[Component data from apps and pages]
=== Section Start ===

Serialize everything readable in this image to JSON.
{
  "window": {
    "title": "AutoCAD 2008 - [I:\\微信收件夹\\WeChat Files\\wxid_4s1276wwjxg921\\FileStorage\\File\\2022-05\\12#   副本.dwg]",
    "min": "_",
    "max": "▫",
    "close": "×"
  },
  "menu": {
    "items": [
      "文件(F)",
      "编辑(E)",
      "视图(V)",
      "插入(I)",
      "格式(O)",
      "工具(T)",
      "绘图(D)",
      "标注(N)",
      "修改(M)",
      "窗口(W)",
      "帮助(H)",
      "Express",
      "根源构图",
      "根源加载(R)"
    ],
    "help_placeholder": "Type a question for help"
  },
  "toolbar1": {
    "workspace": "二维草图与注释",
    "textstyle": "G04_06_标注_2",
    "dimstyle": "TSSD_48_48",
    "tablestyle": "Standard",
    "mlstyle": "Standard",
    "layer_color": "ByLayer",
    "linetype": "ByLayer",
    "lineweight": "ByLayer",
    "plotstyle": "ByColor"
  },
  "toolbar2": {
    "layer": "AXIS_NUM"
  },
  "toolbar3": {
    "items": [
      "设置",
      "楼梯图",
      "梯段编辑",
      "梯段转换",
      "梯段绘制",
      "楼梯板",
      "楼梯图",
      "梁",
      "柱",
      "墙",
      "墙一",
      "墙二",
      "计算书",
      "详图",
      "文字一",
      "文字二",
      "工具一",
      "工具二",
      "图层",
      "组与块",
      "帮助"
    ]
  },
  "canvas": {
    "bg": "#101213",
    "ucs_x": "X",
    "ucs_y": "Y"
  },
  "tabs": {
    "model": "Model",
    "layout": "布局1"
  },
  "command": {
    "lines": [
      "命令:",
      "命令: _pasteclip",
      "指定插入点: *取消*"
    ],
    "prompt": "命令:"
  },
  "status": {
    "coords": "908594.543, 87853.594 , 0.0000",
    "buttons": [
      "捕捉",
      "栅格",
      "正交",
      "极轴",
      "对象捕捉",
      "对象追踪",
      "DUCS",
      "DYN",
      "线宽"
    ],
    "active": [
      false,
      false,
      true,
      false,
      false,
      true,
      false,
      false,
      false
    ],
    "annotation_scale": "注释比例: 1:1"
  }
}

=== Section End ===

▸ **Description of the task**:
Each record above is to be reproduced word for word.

▸ **Response below**:
Serialize everything readable in this image to JSON.
{
  "window": {
    "title": "AutoCAD 2008 - [I:\\微信收件夹\\WeChat Files\\wxid_4s1276wwjxg921\\FileStorage\\File\\2022-05\\12#   副本.dwg]",
    "min": "_",
    "max": "▫",
    "close": "×"
  },
  "menu": {
    "items": [
      "文件(F)",
      "编辑(E)",
      "视图(V)",
      "插入(I)",
      "格式(O)",
      "工具(T)",
      "绘图(D)",
      "标注(N)",
      "修改(M)",
      "窗口(W)",
      "帮助(H)",
      "Express",
      "根源构图",
      "根源加载(R)"
    ],
    "help_placeholder": "Type a question for help"
  },
  "toolbar1": {
    "workspace": "二维草图与注释",
    "textstyle": "G04_06_标注_2",
    "dimstyle": "TSSD_48_48",
    "tablestyle": "Standard",
    "mlstyle": "Standard",
    "layer_color": "ByLayer",
    "linetype": "ByLayer",
    "lineweight": "ByLayer",
    "plotstyle": "ByColor"
  },
  "toolbar2": {
    "layer": "AXIS_NUM"
  },
  "toolbar3": {
    "items": [
      "设置",
      "楼梯图",
      "梯段编辑",
      "梯段转换",
      "梯段绘制",
      "楼梯板",
      "楼梯图",
      "梁",
      "柱",
      "墙",
      "墙一",
      "墙二",
      "计算书",
      "详图",
      "文字一",
      "文字二",
      "工具一",
      "工具二",
      "图层",
      "组与块",
      "帮助"
    ]
  },
  "canvas": {
    "bg": "#101213",
    "ucs_x": "X",
    "ucs_y": "Y"
  },
  "tabs": {
    "model": "Model",
    "layout": "布局1"
  },
  "command": {
    "lines": [
      "命令:",
      "命令: _pasteclip",
      "指定插入点: *取消*"
    ],
    "prompt": "命令:"
  },
  "status": {
    "coords": "908594.543, 87853.594 , 0.0000",
    "buttons": [
      "捕捉",
      "栅格",
      "正交",
      "极轴",
      "对象捕捉",
      "对象追踪",
      "DUCS",
      "DYN",
      "线宽"
    ],
    "active": [
      false,
      false,
      true,
      false,
      false,
      true,
      false,
      false,
      false
    ],
    "annotation_scale": "注释比例: 1:1"
  }
}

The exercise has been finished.